Jason Statham has always been kind of perplexing for me as a movie star. On the surface, he is everything I like in an action hero. He’s got great charisma and physicality, and he’s not half bad as an actor. Yet he’s never done a movie that I’ve been an unabashed fan of (though I did enjoy both Crank movies). Perhaps that’s because of the self-aware tone exhibited by The Transporter films. It probably also has to do with something that a friend pointed out to me a few days ago. Fans have become irreversibly jaded, to the point where we can no longer recognize anything but the highest of quality. Something simply being “good” is no longer good enough. It has to look and feel brand new, fresh off the showroom floor. In a world where there are no new stories to tell, that kind of thinking can be problematic.
Statham’s latest offering, The Mechanic, has him in familiar territory. He plays Arthur Bishop, a professional assassin of exceptional cunning and ingenuity. When his close friend and mentor Harry Mckenna (Donald Sutherland) is murdered, he embarks on a mission to find and eliminate the culprits. Harry’s son Steve (Ben Foster) also seeks vengeance for his fathers murder, and approaches Bishop in hopes of joining him on his mission and becoming as adept an assassin as he is. Bishop reluctantly takes young Steven under his wing and imparts on him knowledge of the darkest and oldest art known to mankind: murder.

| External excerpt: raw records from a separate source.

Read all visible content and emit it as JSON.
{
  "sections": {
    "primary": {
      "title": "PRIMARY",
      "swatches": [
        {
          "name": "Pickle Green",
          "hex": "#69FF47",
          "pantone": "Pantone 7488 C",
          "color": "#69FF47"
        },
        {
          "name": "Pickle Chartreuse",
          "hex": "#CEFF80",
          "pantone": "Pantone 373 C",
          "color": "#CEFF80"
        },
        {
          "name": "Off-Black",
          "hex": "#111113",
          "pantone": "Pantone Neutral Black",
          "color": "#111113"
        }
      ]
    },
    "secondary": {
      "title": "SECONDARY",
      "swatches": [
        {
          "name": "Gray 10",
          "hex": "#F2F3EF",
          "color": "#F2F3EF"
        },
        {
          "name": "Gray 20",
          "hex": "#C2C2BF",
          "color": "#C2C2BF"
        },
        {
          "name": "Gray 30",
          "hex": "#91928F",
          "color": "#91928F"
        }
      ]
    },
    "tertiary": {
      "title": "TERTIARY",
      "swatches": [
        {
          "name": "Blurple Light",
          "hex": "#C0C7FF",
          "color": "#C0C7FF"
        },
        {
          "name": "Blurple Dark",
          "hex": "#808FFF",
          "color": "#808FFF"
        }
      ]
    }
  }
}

The Mechanic is remake of the Charles Bronson film of the same name. Though the red band trailer does display some humor (mostly in the form of wise cracks) it seems to take itself decidedly more serious than any of the Transporter films. The trailer displays some really novel kills, my favorite of which is a hit performed in an indoor swimming pool. There are lots of bloody surprises afoot, as the kill moves on display hit fast and hard. I’ve always liked that approach to modern action set pieces, as slow motion is overused and doesn’t always adequately supply the visceral kick such scenes require. The editing mercifully leaves the action coherent and clear.
Is it bit sadistic to get such a kick out of watching people being slaughtered in increasingly clever ways? Perhaps, but hasn’t that always been the main selling point of movies like this? The hired gun who embarks on a personal quest is as much of a cliché these days as anything else in the action genre, Ditto for that hired gun taking a talented but seemingly reckless pupil under his wing. From a story standpoint, The Mechanic has nothing new to offer. However, like any good assassin knows, the method of delivery plays a big part in acquiring ones target. So does the element of surprise. The audience knows the hitman will get his target; the question is how and when. Those two factors make all the difference.